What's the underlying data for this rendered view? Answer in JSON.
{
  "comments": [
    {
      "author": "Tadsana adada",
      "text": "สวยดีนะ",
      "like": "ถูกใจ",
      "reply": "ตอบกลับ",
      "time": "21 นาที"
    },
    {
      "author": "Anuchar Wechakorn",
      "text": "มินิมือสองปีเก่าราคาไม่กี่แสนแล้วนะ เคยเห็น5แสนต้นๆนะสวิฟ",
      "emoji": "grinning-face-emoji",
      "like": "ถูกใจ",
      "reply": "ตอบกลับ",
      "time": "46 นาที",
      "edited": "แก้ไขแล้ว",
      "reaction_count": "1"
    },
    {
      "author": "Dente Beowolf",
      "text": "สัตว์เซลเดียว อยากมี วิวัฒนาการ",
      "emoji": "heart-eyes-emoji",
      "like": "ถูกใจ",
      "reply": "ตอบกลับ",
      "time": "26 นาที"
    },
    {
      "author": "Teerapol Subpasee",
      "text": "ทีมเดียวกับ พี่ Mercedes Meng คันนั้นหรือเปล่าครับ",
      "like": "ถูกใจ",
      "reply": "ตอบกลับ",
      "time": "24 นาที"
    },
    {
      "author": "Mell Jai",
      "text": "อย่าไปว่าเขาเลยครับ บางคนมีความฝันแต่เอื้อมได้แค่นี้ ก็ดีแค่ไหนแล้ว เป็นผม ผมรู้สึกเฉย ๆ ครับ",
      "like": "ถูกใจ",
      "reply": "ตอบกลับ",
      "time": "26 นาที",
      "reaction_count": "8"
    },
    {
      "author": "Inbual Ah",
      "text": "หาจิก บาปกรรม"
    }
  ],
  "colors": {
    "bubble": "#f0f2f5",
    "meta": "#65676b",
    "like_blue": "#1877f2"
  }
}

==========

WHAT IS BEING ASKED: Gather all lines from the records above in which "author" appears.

SOLVED EXERCISE:
      "author": "Tadsana adada",
      "author": "Anuchar Wechakorn",
      "author": "Dente Beowolf",
      "author": "Teerapol Subpasee",
      "author": "Mell Jai",
      "author": "Inbual Ah",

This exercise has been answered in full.